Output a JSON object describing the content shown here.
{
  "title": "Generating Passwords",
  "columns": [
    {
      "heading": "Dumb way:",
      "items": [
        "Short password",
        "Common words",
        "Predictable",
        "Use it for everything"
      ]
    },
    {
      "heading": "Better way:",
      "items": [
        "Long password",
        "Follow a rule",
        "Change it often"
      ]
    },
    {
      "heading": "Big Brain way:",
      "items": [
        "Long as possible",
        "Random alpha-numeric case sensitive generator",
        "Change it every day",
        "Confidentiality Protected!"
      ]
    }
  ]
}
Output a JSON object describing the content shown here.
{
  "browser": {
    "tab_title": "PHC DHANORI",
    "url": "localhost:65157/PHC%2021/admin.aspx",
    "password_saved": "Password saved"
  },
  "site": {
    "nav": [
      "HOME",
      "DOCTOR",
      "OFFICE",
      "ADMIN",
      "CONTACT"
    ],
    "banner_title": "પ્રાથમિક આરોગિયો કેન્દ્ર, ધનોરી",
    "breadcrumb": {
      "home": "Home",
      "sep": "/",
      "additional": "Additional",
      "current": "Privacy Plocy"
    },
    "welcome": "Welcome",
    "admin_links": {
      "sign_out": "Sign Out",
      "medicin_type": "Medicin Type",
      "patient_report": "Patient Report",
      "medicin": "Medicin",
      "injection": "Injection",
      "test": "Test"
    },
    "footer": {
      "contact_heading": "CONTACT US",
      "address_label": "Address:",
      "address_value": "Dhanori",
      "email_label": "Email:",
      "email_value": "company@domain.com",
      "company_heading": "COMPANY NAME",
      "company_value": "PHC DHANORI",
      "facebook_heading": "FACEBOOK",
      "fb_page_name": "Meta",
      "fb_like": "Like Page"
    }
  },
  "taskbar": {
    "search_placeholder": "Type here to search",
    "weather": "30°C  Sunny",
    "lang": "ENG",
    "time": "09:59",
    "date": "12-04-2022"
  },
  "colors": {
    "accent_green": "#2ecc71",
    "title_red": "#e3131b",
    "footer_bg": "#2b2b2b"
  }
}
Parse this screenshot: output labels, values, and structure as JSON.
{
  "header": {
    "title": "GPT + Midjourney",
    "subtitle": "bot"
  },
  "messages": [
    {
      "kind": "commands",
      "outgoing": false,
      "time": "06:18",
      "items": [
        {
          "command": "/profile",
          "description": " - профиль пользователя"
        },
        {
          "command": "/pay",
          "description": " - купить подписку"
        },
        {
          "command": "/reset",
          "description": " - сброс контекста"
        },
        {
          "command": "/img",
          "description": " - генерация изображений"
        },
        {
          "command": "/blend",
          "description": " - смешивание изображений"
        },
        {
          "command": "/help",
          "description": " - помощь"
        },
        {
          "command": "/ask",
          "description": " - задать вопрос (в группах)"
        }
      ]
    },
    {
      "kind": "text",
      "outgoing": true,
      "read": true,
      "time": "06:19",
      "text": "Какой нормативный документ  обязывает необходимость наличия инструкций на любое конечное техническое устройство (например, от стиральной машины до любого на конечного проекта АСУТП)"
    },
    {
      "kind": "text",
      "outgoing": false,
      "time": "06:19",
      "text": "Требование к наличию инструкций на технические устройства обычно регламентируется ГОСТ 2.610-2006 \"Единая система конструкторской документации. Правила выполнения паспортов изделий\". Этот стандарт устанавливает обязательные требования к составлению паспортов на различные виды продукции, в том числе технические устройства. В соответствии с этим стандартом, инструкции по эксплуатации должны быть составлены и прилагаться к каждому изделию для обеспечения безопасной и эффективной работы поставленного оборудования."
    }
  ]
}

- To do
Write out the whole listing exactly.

- Written response
Output a JSON object describing the content shown here.
{
  "title": "Generating Passwords",
  "columns": [
    {
      "heading": "Dumb way:",
      "items": [
        "Short password",
        "Common words",
        "Predictable",
        "Use it for everything"
      ]
    },
    {
      "heading": "Better way:",
      "items": [
        "Long password",
        "Follow a rule",
        "Change it often"
      ]
    },
    {
      "heading": "Big Brain way:",
      "items": [
        "Long as possible",
        "Random alpha-numeric case sensitive generator",
        "Change it every day",
        "Confidentiality Protected!"
      ]
    }
  ]
}
Output a JSON object describing the content shown here.
{
  "browser": {
    "tab_title": "PHC DHANORI",
    "url": "localhost:65157/PHC%2021/admin.aspx",
    "password_saved": "Password saved"
  },
  "site": {
    "nav": [
      "HOME",
      "DOCTOR",
      "OFFICE",
      "ADMIN",
      "CONTACT"
    ],
    "banner_title": "પ્રાથમિક આરોગિયો કેન્દ્ર, ધનોરી",
    "breadcrumb": {
      "home": "Home",
      "sep": "/",
      "additional": "Additional",
      "current": "Privacy Plocy"
    },
    "welcome": "Welcome",
    "admin_links": {
      "sign_out": "Sign Out",
      "medicin_type": "Medicin Type",
      "patient_report": "Patient Report",
      "medicin": "Medicin",
      "injection": "Injection",
      "test": "Test"
    },
    "footer": {
      "contact_heading": "CONTACT US",
      "address_label": "Address:",
      "address_value": "Dhanori",
      "email_label": "Email:",
      "email_value": "company@domain.com",
      "company_heading": "COMPANY NAME",
      "company_value": "PHC DHANORI",
      "facebook_heading": "FACEBOOK",
      "fb_page_name": "Meta",
      "fb_like": "Like Page"
    }
  },
  "taskbar": {
    "search_placeholder": "Type here to search",
    "weather": "30°C  Sunny",
    "lang": "ENG",
    "time": "09:59",
    "date": "12-04-2022"
  },
  "colors": {
    "accent_green": "#2ecc71",
    "title_red": "#e3131b",
    "footer_bg": "#2b2b2b"
  }
}
Parse this screenshot: output labels, values, and structure as JSON.
{
  "header": {
    "title": "GPT + Midjourney",
    "subtitle": "bot"
  },
  "messages": [
    {
      "kind": "commands",
      "outgoing": false,
      "time": "06:18",
      "items": [
        {
          "command": "/profile",
          "description": " - профиль пользователя"
        },
        {
          "command": "/pay",
          "description": " - купить подписку"
        },
        {
          "command": "/reset",
          "description": " - сброс контекста"
        },
        {
          "command": "/img",
          "description": " - генерация изображений"
        },
        {
          "command": "/blend",
          "description": " - смешивание изображений"
        },
        {
          "command": "/help",
          "description": " - помощь"
        },
        {
          "command": "/ask",
          "description": " - задать вопрос (в группах)"
        }
      ]
    },
    {
      "kind": "text",
      "outgoing": true,
      "read": true,
      "time": "06:19",
      "text": "Какой нормативный документ  обязывает необходимость наличия инструкций на любое конечное техническое устройство (например, от стиральной машины до любого на конечного проекта АСУТП)"
    },
    {
      "kind": "text",
      "outgoing": false,
      "time": "06:19",
      "text": "Требование к наличию инструкций на технические устройства обычно регламентируется ГОСТ 2.610-2006 \"Единая система конструкторской документации. Правила выполнения паспортов изделий\". Этот стандарт устанавливает обязательные требования к составлению паспортов на различные виды продукции, в том числе технические устройства. В соответствии с этим стандартом, инструкции по эксплуатации должны быть составлены и прилагаться к каждому изделию для обеспечения безопасной и эффективной работы поставленного оборудования."
    }
  ]
}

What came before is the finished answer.